Back in 2002, Karen McKay recognised unfulfilled potential in the 16-year-old beauty accessory brand Japonesque and decided to purchase the business. Karen talks to Your Beauty Industry about the benefits and challenges of buying an existing beauty business, the importance of a brand's reputation and juggling family life with a successful career.
Tell me about your career background and how you ended up buying Japonesque.
My husband and I purchased a business that dealt with manufacturing and installation of walk-in closets into both private homes and office environments. We sold that business to a larger entity eventually.

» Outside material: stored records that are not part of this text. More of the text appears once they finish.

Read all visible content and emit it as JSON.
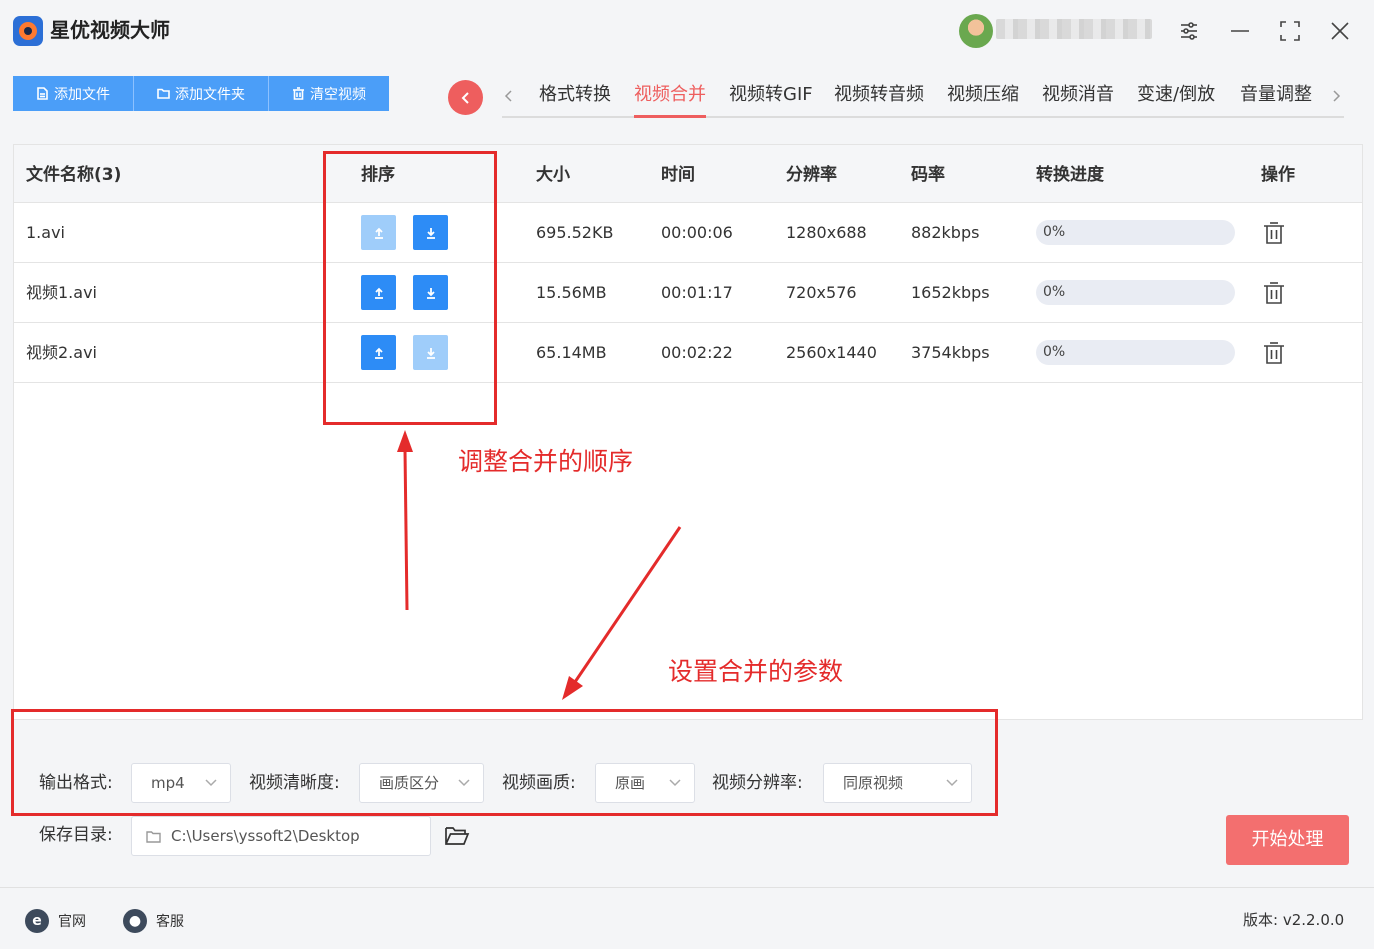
{
  "app": {
    "title": "星优视频大师",
    "user_name": ""
  },
  "window_controls": [
    "settings-icon",
    "minimize-icon",
    "maximize-icon",
    "close-icon"
  ],
  "toolbar": {
    "add_file": "添加文件",
    "add_folder": "添加文件夹",
    "clear_videos": "清空视频"
  },
  "tabs": [
    {
      "label": "格式转换",
      "active": false
    },
    {
      "label": "视频合并",
      "active": true
    },
    {
      "label": "视频转GIF",
      "active": false
    },
    {
      "label": "视频转音频",
      "active": false
    },
    {
      "label": "视频压缩",
      "active": false
    },
    {
      "label": "视频消音",
      "active": false
    },
    {
      "label": "变速/倒放",
      "active": false
    },
    {
      "label": "音量调整",
      "active": false
    }
  ],
  "table": {
    "headers": {
      "name": "文件名称(3)",
      "order": "排序",
      "size": "大小",
      "time": "时间",
      "resolution": "分辨率",
      "bitrate": "码率",
      "progress": "转换进度",
      "action": "操作"
    },
    "rows": [
      {
        "name": "1.avi",
        "size": "695.52KB",
        "time": "00:00:06",
        "resolution": "1280x688",
        "bitrate": "882kbps",
        "progress": 0,
        "progress_label": "0%",
        "up_enabled": false,
        "down_enabled": true
      },
      {
        "name": "视频1.avi",
        "size": "15.56MB",
        "time": "00:01:17",
        "resolution": "720x576",
        "bitrate": "1652kbps",
        "progress": 0,
        "progress_label": "0%",
        "up_enabled": true,
        "down_enabled": true
      },
      {
        "name": "视频2.avi",
        "size": "65.14MB",
        "time": "00:02:22",
        "resolution": "2560x1440",
        "bitrate": "3754kbps",
        "progress": 0,
        "progress_label": "0%",
        "up_enabled": true,
        "down_enabled": false
      }
    ]
  },
  "annotations": {
    "order": "调整合并的顺序",
    "params": "设置合并的参数",
    "color": "#e42b2b"
  },
  "settings": {
    "output_format_label": "输出格式:",
    "output_format_value": "mp4",
    "clarity_label": "视频清晰度:",
    "clarity_value": "画质区分",
    "quality_label": "视频画质:",
    "quality_value": "原画",
    "resolution_label": "视频分辨率:",
    "resolution_value": "同原视频",
    "save_dir_label": "保存目录:",
    "save_dir_value": "C:\\Users\\yssoft2\\Desktop",
    "start_button": "开始处理"
  },
  "footer": {
    "website": "官网",
    "support": "客服",
    "version": "版本: v2.2.0.0"
  },
  "colors": {
    "accent_blue": "#4b9ef8",
    "sort_blue": "#2d8cf6",
    "accent_red": "#ee5e5e",
    "start_red": "#f36f6f"
  }
}
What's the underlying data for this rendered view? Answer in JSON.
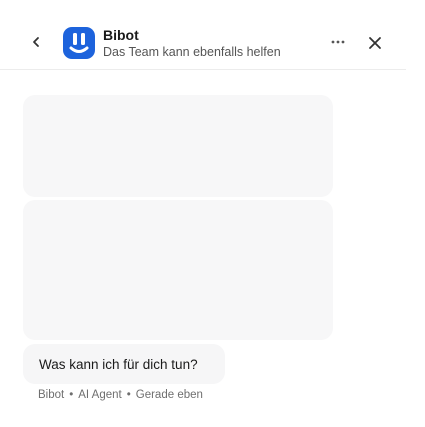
{
  "header": {
    "title": "Bibot",
    "subtitle": "Das Team kann ebenfalls helfen",
    "back_icon": "chevron-left-icon",
    "more_icon": "more-horizontal-icon",
    "close_icon": "close-icon"
  },
  "message": {
    "text": "Was kann ich für dich tun?",
    "sender": "Bibot",
    "role": "AI Agent",
    "time": "Gerade eben"
  },
  "colors": {
    "brand": "#1d63dc",
    "bubble": "#f6f6f7"
  }
}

Japonesque never really made it to the open market for sale. We knew about the business through a professional connection and we heard that the owner might be looking to sell as she had two small children and didn’t want to work in it any longer. We saw a product line that had a great reputation but was under-financed, with a very small team. The combination of some investment, passion about the brand and a real desire to bring it to a larger audience has paid dividends for us. Whilst we design all our products so that a professional would find them interesting or useful we now rely on a larger retail customer for volume.
Why did you decide to buy Japonesque, rather than create a brand from scratch?
Japonesque was a very small brand with an excellent reputation. I knew from the very beginning that with some efforts and investment the brand could become recognized globally as it is today for the highest quality makeup accessories.
How did you take Japonesque to the next level where the previous owners didn’t?
The previous owner of the brand recognized how much potential there was and for her, selling to a new owner gave her the opportunity to see that happen. Over the last ten years we have upgraded continuously both the items in the line and the presentation of the brand to the marketplace. We have had an amazing amount of support from all our retailers and the consumers have responded very well to the line – take a look at all the great YouTube and Facebook comments we get.
"Focus on the current reputation of the products or services being offered; It is hard to fix a bad reputation"What advice would you give to anyone considering buying an existing beauty business?
It is the same advice I would give to someone buying any business. Focus on the current reputation of the products or services being offered at this time. It is hard to fix a bad reputation. Make sure you see where the business can be in the future and some path of how you can get there.
What are the biggest challenges you have come up against and how have you overcome them?
The business is full of day-to-day challenges which we work through as a team. At the moment we are waiting to here about the safety of our production team in Japan [following the earthquake]. So our biggest challenge may still be ahead of us.
What would you say is the best way to approach buyers with your products?
We constantly work with all our buyers with product ideas. Not all products are appropriate for all market segments. With nearly 300 items ranging from baby accessories to professional makeup palettes, we need day-to-day input from our retail buyers, makeup artists and consumers to help us bring unique, high quality items to market.
How do you make a beauty brand successful across different countries?
Our efforts are focused around consistency. We work with our retailers and distributors to make sure that the Japonesque message and product mix is appropriate in each environment. PR is vital in all new markets.
How do you manage to juggle your work and family life?
My youngest child was 1 when we purchased the brand – now she is 10. My children have been amazingly supportive over the years as I have travelled a great deal and missed several games, plays and parents evenings. But working for yourself also brings some degree of flexibility that others do not have. Like all working mothers I am constantly trading work time with Mamma time.
Who inspires you?
When I am having a rough day I read a little Maya Angelou, her words have always been very inspirational to me. Other than that I deal with extremely talented and dedicated people, including my own Japonesque team that encourage and inspire me to be the best that I can be – every day.
"Listen to others’ input and opinions but know where you want the business to go and follow your instincts"What is the best piece of advice you have ever been given?
Don’t let anyone else tell you how to run your business. Listen to others’ input and opinions but know where you want the business to go and follow your instincts.
Any other words for my lovely readers?
Be brave and have fun – this business is a fantastic ride.